Habitat fragmentation caused by large-scale resource extraction, such as industrial forestry, coupled with global climate change, could spell the decline or end of untold numbers of species. For example, under long-term drought, bears in British Columbia could find difficulty foraging for salmon in drying streams, for skunk cabbage roots in shrinking wetlands, or for shrivelling berry crops in less productive forests. The influence of climate change on forest ecosystems may cause species ranges to shift in elevation and latitude — some expanding and some shrinking.
A recent report on climate change impacts in California by the state’s Environmental Protection Agency reveals approximately half the species of small mammals in Yosemite National Park have now moved their habitat ranges to higher elevations.

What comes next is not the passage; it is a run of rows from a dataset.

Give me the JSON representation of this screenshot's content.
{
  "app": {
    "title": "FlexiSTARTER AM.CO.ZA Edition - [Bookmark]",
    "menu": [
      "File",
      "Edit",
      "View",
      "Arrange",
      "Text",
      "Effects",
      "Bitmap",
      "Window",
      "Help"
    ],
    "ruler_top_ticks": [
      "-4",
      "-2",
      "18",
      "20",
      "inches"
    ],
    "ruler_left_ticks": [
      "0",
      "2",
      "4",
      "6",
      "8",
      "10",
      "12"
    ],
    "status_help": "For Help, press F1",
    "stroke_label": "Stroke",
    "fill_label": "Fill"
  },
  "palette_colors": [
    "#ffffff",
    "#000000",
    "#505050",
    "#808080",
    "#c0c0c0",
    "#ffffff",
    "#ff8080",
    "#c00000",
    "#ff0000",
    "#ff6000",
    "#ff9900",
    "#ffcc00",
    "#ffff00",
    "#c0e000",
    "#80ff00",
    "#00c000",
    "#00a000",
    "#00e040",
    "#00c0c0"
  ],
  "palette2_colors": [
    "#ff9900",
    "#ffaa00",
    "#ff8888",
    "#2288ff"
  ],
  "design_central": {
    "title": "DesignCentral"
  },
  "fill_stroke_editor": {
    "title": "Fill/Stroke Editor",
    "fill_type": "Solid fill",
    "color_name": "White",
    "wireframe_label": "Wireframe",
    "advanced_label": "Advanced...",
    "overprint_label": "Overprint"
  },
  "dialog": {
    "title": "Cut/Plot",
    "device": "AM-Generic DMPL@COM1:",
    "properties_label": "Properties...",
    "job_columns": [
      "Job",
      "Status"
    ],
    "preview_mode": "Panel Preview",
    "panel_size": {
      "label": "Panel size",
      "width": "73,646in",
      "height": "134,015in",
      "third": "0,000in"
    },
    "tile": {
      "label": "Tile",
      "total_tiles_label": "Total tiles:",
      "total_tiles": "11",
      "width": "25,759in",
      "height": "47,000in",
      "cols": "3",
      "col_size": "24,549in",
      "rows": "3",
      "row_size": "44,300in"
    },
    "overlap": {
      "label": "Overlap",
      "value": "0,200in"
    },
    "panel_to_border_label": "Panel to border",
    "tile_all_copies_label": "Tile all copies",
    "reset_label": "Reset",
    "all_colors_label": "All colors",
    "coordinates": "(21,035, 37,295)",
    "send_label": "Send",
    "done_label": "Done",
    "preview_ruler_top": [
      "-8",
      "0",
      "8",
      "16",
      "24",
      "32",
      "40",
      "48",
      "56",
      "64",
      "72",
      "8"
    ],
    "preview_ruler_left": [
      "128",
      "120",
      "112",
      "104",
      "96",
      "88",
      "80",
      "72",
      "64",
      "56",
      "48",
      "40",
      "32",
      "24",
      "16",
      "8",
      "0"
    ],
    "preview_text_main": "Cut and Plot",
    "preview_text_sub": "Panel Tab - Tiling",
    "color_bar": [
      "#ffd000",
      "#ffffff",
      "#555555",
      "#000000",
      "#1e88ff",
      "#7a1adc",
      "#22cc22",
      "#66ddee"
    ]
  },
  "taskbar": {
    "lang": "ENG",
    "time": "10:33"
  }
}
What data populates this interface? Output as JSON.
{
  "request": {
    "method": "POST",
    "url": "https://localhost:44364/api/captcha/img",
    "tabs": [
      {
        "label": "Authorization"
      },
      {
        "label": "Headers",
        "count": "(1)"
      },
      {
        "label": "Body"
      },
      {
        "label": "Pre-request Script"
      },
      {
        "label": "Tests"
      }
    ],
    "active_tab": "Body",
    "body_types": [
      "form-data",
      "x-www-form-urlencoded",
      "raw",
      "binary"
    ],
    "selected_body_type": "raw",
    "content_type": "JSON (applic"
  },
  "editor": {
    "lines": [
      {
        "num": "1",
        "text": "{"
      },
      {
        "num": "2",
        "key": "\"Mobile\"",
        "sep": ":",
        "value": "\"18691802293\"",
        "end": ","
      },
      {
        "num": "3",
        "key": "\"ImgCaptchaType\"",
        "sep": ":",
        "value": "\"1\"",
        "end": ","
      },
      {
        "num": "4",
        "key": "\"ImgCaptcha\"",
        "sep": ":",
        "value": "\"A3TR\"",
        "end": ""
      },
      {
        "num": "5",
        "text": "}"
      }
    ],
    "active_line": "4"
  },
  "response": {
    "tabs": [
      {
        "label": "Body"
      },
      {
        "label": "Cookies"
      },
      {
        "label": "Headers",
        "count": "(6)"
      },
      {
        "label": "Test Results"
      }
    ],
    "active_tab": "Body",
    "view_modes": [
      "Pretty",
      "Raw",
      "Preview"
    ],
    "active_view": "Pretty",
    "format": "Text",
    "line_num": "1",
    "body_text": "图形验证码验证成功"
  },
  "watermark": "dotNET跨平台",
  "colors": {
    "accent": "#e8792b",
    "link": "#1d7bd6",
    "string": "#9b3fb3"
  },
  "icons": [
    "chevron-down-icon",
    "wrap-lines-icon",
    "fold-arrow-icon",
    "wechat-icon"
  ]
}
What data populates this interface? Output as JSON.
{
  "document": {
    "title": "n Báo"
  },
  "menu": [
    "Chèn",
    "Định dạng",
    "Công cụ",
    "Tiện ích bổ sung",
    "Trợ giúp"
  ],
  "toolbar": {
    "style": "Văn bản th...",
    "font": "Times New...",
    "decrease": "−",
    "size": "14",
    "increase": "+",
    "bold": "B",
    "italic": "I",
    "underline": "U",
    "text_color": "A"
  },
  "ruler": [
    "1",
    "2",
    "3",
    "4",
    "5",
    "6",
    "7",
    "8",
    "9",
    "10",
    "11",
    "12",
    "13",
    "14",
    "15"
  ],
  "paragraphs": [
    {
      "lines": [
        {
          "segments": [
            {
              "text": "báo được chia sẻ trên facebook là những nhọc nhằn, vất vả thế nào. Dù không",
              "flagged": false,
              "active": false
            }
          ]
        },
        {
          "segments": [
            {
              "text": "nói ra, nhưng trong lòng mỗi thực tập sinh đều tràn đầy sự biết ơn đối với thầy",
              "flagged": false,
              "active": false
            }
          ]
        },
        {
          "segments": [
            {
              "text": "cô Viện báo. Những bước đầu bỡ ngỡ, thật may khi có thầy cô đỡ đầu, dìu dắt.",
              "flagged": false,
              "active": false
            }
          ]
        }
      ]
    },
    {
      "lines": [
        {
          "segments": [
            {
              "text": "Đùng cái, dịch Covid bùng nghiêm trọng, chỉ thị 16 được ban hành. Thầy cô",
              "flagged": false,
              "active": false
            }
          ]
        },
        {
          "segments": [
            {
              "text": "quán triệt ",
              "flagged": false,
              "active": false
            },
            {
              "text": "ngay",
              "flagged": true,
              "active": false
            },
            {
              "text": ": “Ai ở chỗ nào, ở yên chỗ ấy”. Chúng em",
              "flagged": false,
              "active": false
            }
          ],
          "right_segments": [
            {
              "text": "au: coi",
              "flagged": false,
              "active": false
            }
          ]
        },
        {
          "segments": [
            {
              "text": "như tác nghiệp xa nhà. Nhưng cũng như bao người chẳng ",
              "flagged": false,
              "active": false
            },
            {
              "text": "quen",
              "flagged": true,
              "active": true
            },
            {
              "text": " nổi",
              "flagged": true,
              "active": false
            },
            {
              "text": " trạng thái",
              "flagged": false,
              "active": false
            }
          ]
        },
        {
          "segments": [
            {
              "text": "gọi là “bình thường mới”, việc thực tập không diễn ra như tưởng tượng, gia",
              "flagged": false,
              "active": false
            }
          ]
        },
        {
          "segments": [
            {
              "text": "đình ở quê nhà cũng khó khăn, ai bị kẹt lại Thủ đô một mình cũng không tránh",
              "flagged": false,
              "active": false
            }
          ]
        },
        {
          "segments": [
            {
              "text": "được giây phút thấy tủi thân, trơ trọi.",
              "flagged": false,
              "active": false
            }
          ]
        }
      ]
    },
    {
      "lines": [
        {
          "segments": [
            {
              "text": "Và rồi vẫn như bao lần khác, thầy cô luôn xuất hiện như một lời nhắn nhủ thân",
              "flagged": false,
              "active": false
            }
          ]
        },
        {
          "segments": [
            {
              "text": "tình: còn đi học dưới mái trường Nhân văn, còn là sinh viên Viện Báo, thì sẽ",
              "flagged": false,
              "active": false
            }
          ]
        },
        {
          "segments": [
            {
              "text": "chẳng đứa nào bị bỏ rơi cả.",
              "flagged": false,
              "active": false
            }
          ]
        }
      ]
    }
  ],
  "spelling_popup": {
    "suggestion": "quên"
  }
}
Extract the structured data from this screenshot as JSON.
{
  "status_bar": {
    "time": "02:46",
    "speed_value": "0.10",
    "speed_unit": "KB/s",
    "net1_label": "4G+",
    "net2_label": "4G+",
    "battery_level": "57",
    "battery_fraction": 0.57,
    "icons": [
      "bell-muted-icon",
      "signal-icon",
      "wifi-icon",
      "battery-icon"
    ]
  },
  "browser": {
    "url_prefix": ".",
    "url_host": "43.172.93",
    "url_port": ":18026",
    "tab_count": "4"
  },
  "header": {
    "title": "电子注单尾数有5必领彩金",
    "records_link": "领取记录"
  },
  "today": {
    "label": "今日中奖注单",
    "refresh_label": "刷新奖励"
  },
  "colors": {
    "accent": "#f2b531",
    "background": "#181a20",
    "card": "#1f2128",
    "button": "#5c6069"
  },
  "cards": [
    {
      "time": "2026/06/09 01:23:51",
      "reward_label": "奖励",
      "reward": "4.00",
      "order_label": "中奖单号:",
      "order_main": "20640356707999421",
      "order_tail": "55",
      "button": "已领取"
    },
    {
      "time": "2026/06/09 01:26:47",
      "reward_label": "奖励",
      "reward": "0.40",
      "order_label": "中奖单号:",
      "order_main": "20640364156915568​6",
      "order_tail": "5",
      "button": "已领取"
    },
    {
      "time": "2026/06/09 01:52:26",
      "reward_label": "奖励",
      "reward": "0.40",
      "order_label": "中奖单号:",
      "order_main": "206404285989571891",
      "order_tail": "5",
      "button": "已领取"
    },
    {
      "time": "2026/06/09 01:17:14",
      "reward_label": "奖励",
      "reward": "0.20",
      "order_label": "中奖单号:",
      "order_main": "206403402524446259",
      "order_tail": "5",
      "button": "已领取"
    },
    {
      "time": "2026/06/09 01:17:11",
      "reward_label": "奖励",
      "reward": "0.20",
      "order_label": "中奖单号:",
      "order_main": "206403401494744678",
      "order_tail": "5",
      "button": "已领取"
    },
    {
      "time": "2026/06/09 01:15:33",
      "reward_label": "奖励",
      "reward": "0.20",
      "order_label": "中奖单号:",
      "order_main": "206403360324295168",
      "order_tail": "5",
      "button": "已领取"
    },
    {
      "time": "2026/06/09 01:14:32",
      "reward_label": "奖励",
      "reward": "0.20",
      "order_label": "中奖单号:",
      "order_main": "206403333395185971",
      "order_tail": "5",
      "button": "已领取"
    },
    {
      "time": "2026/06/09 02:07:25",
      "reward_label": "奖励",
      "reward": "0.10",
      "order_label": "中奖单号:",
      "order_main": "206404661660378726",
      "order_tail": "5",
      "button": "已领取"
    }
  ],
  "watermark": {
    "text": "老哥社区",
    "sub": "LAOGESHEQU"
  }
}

Summertime stream temperatures, seasonal low flows and changes in peak and base flows are presently changing because of climate disruption. Simulations predict that rising water temperatures and reduced stream flow will become increasingly severe later in the twenty-first century. Already, we are seeing these conditions. The Pacific Salmon Commission recently announced that Fraser River discharge was roughly 25% lower and temperature was 1.4 °C higher than average for this date.
Watersheds that are strongly influenced by a mix of direct runoff from cool-season rainfall and springtime snowmelt are most susceptible to climate change. This is of vital importance to salmon, which are sensitive to high water temperature during their migration up-river to spawn.
The combined effects of higher stream temperatures and reduced flows in the summer and more flooding in the winter does not bode well for the survival of many BC salmon populations. These conditions are stressful, if not intolerable, for young salmon that rely on freshwater habitat in the summer or adults that have to migrate upstream. Increased winter flooding will also carry away eggs and salmon larvae.
The astoundingly fast changes that are now occurring show that long-relied upon approaches to static environmental assessment do not reflect emerging ecological conditions. Rather, once stable and predictable habitats are now being replaced by moving targets. This creates unprecedented levels of uncertainty. Yet, environmental change owing to climate disruption is completely ignored in the Northern Gateway assessment. This is such a critical deficiency that the efficacy of the Enbridge ESA is not only seriously undermined, but is arguably rendered effectively irrelevant in terms of its calculation of real world impacts.
A version of this article was previously published in the Saskatoon StarPhoenix, as well as at The Huffington Post on September 7, 2013.
Help us protect KELÁ_EKE Kingfisher Forest
Together with Pender Islands Conservancy, we are raising funds to purchase and permanently protect a 45 acre forested property on the edge of the Salish Sea. The KELÁ_EKE Kingfisher Forest is located within the Coastal Douglas-fir (CDF) biogeoclimatic zone, one of the most biodiverse ecosystems in Canada. It is also among the most threatened in Canada. Protecting these forests is an investment in our collective future.
We are eight months into our campaign and are 65% of the way to our fundraising goal. This acquisition is a tangible way that you can help protect forest lands and build climate resilience!